◆ TASK DESCRIPTION:
Scan the lines below and report each one containing "commons" by copying it.
(GIVEN ENTRIES Opens)
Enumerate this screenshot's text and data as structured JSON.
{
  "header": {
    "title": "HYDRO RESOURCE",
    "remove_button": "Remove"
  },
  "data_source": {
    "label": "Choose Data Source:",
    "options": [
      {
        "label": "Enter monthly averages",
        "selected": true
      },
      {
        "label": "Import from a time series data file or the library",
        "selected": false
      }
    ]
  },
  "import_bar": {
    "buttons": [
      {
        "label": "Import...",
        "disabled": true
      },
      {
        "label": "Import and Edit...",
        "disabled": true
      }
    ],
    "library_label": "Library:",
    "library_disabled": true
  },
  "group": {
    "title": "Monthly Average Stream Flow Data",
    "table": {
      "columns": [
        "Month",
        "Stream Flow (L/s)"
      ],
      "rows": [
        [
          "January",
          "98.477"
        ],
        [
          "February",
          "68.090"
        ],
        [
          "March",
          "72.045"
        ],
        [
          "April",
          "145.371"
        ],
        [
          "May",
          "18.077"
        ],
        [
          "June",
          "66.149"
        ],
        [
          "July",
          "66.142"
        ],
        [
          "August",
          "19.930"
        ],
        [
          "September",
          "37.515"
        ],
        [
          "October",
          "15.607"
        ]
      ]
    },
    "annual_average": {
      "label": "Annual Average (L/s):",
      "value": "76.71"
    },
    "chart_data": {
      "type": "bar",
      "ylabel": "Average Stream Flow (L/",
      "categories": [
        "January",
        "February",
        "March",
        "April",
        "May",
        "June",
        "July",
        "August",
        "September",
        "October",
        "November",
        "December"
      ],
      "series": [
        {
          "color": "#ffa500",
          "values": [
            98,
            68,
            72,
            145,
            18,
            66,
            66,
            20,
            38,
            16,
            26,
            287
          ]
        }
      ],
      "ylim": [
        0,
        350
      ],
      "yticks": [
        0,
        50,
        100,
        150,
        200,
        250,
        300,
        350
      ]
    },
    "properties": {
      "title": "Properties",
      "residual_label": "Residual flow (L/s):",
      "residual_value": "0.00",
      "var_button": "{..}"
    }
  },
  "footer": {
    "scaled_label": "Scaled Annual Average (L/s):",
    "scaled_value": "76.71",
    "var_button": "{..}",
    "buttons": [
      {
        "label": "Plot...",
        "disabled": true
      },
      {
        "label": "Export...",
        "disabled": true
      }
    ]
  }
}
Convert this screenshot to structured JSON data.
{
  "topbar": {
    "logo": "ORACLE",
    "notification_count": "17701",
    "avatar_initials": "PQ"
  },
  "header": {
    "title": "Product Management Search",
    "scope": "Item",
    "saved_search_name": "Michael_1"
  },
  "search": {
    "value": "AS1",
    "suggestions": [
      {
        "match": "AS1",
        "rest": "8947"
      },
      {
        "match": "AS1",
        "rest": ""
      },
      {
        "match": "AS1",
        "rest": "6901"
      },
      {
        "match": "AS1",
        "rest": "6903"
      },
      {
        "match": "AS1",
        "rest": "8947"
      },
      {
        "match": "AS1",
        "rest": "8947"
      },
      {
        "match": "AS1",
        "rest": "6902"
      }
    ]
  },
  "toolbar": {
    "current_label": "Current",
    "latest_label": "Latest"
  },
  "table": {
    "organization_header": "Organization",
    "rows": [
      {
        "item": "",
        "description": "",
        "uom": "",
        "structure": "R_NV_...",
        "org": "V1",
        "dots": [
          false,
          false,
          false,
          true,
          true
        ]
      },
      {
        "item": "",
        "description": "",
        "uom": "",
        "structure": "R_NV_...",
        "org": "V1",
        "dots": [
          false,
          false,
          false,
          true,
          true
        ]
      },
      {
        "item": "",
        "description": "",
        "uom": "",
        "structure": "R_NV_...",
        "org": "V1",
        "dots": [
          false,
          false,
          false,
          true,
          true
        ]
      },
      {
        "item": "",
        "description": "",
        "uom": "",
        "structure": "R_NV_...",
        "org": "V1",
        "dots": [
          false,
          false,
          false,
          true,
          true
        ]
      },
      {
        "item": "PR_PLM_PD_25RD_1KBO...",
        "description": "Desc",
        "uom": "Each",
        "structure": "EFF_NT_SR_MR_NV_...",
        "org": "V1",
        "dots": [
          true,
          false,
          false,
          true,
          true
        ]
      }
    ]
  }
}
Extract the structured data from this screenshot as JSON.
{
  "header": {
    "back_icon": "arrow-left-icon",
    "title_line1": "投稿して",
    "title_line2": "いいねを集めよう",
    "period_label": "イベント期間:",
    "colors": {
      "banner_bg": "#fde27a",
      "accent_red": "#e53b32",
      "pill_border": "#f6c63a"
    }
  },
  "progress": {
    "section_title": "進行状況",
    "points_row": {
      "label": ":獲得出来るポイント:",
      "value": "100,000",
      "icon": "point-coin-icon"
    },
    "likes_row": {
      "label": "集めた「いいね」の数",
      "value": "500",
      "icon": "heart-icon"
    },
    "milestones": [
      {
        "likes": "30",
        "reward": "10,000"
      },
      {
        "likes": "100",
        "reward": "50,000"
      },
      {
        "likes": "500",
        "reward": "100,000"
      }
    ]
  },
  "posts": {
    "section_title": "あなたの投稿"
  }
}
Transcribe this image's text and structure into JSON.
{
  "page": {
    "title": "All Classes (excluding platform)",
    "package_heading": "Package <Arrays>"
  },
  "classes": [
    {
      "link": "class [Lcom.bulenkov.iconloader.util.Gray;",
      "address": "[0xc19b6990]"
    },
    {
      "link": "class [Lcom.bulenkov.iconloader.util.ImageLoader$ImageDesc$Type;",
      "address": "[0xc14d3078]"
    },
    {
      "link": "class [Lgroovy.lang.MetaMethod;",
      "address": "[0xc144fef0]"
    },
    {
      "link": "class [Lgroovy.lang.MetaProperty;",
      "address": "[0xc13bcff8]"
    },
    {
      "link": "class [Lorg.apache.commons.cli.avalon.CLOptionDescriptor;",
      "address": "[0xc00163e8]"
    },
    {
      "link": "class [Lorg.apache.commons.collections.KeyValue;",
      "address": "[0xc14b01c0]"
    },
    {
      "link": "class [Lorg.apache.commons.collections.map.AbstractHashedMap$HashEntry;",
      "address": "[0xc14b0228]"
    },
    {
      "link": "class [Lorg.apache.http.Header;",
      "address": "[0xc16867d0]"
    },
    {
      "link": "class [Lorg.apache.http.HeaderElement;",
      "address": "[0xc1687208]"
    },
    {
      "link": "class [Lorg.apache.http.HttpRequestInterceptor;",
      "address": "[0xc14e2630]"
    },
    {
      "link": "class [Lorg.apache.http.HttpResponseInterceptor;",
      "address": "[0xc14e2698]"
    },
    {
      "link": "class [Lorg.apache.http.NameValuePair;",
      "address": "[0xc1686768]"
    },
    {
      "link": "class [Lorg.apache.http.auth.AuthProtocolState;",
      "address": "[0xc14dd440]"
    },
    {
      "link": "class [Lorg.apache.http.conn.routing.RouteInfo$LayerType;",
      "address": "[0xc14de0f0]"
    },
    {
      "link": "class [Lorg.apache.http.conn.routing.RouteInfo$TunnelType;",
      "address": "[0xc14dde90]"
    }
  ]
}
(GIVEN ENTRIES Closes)
◆ TASK RESPONSE:
      "link": "class [Lorg.apache.commons.cli.avalon.CLOptionDescriptor;",
      "link": "class [Lorg.apache.commons.collections.KeyValue;",
      "link": "class [Lorg.apache.commons.collections.map.AbstractHashedMap$HashEntry;",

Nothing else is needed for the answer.